(Activity)
Repeat the listing below line for line, exactly as shown.

(Material for the task)
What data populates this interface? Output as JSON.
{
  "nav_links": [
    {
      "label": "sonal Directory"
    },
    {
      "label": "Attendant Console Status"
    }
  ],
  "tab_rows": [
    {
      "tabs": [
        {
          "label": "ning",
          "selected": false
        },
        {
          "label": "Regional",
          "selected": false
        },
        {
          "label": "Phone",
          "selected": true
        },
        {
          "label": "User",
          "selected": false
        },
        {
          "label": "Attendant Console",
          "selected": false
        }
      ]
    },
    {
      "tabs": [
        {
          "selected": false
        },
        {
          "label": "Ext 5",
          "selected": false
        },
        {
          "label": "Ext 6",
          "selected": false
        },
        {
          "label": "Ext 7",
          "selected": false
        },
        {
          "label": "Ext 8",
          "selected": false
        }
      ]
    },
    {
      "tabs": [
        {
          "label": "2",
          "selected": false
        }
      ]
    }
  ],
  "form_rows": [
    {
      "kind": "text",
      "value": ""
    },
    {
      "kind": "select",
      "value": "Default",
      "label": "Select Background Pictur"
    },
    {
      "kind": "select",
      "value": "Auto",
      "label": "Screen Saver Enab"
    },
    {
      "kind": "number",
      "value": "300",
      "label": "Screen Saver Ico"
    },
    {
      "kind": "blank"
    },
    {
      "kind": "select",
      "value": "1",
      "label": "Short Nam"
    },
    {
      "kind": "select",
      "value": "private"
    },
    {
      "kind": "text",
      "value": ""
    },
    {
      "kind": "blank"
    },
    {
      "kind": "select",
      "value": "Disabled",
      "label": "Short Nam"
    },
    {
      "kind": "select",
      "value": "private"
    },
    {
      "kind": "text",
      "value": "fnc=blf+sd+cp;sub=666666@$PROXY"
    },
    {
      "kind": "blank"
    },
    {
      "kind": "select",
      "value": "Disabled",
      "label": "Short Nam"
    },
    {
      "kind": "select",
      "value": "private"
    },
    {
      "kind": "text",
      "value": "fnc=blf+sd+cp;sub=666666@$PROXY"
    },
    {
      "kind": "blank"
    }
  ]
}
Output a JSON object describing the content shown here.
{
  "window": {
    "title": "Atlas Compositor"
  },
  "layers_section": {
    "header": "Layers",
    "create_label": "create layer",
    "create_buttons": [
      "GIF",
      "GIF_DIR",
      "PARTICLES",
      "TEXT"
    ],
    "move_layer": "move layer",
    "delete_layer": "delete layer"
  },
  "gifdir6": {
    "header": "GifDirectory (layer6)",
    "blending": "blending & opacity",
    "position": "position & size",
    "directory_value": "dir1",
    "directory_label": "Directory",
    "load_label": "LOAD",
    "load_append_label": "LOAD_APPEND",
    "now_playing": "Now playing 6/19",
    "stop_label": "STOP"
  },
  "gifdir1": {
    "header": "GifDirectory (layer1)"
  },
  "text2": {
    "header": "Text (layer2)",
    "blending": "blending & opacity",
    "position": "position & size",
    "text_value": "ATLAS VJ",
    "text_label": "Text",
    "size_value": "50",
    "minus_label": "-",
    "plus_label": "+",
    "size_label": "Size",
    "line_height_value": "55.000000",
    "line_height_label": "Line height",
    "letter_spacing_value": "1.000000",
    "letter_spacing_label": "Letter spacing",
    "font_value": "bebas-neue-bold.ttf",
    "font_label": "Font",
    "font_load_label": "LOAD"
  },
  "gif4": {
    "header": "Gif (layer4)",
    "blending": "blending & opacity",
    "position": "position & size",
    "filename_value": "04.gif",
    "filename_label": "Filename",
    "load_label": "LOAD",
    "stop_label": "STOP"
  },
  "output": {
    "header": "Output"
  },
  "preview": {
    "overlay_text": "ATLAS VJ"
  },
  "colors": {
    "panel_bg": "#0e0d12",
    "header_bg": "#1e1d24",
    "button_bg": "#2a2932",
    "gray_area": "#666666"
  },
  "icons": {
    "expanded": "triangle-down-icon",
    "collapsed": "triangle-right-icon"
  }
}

(Solution to this task)
What data populates this interface? Output as JSON.
{
  "nav_links": [
    {
      "label": "sonal Directory"
    },
    {
      "label": "Attendant Console Status"
    }
  ],
  "tab_rows": [
    {
      "tabs": [
        {
          "label": "ning",
          "selected": false
        },
        {
          "label": "Regional",
          "selected": false
        },
        {
          "label": "Phone",
          "selected": true
        },
        {
          "label": "User",
          "selected": false
        },
        {
          "label": "Attendant Console",
          "selected": false
        }
      ]
    },
    {
      "tabs": [
        {
          "selected": false
        },
        {
          "label": "Ext 5",
          "selected": false
        },
        {
          "label": "Ext 6",
          "selected": false
        },
        {
          "label": "Ext 7",
          "selected": false
        },
        {
          "label": "Ext 8",
          "selected": false
        }
      ]
    },
    {
      "tabs": [
        {
          "label": "2",
          "selected": false
        }
      ]
    }
  ],
  "form_rows": [
    {
      "kind": "text",
      "value": ""
    },
    {
      "kind": "select",
      "value": "Default",
      "label": "Select Background Pictur"
    },
    {
      "kind": "select",
      "value": "Auto",
      "label": "Screen Saver Enab"
    },
    {
      "kind": "number",
      "value": "300",
      "label": "Screen Saver Ico"
    },
    {
      "kind": "blank"
    },
    {
      "kind": "select",
      "value": "1",
      "label": "Short Nam"
    },
    {
      "kind": "select",
      "value": "private"
    },
    {
      "kind": "text",
      "value": ""
    },
    {
      "kind": "blank"
    },
    {
      "kind": "select",
      "value": "Disabled",
      "label": "Short Nam"
    },
    {
      "kind": "select",
      "value": "private"
    },
    {
      "kind": "text",
      "value": "fnc=blf+sd+cp;sub=666666@$PROXY"
    },
    {
      "kind": "blank"
    },
    {
      "kind": "select",
      "value": "Disabled",
      "label": "Short Nam"
    },
    {
      "kind": "select",
      "value": "private"
    },
    {
      "kind": "text",
      "value": "fnc=blf+sd+cp;sub=666666@$PROXY"
    },
    {
      "kind": "blank"
    }
  ]
}
Output a JSON object describing the content shown here.
{
  "window": {
    "title": "Atlas Compositor"
  },
  "layers_section": {
    "header": "Layers",
    "create_label": "create layer",
    "create_buttons": [
      "GIF",
      "GIF_DIR",
      "PARTICLES",
      "TEXT"
    ],
    "move_layer": "move layer",
    "delete_layer": "delete layer"
  },
  "gifdir6": {
    "header": "GifDirectory (layer6)",
    "blending": "blending & opacity",
    "position": "position & size",
    "directory_value": "dir1",
    "directory_label": "Directory",
    "load_label": "LOAD",
    "load_append_label": "LOAD_APPEND",
    "now_playing": "Now playing 6/19",
    "stop_label": "STOP"
  },
  "gifdir1": {
    "header": "GifDirectory (layer1)"
  },
  "text2": {
    "header": "Text (layer2)",
    "blending": "blending & opacity",
    "position": "position & size",
    "text_value": "ATLAS VJ",
    "text_label": "Text",
    "size_value": "50",
    "minus_label": "-",
    "plus_label": "+",
    "size_label": "Size",
    "line_height_value": "55.000000",
    "line_height_label": "Line height",
    "letter_spacing_value": "1.000000",
    "letter_spacing_label": "Letter spacing",
    "font_value": "bebas-neue-bold.ttf",
    "font_label": "Font",
    "font_load_label": "LOAD"
  },
  "gif4": {
    "header": "Gif (layer4)",
    "blending": "blending & opacity",
    "position": "position & size",
    "filename_value": "04.gif",
    "filename_label": "Filename",
    "load_label": "LOAD",
    "stop_label": "STOP"
  },
  "output": {
    "header": "Output"
  },
  "preview": {
    "overlay_text": "ATLAS VJ"
  },
  "colors": {
    "panel_bg": "#0e0d12",
    "header_bg": "#1e1d24",
    "button_bg": "#2a2932",
    "gray_area": "#666666"
  },
  "icons": {
    "expanded": "triangle-down-icon",
    "collapsed": "triangle-right-icon"
  }
}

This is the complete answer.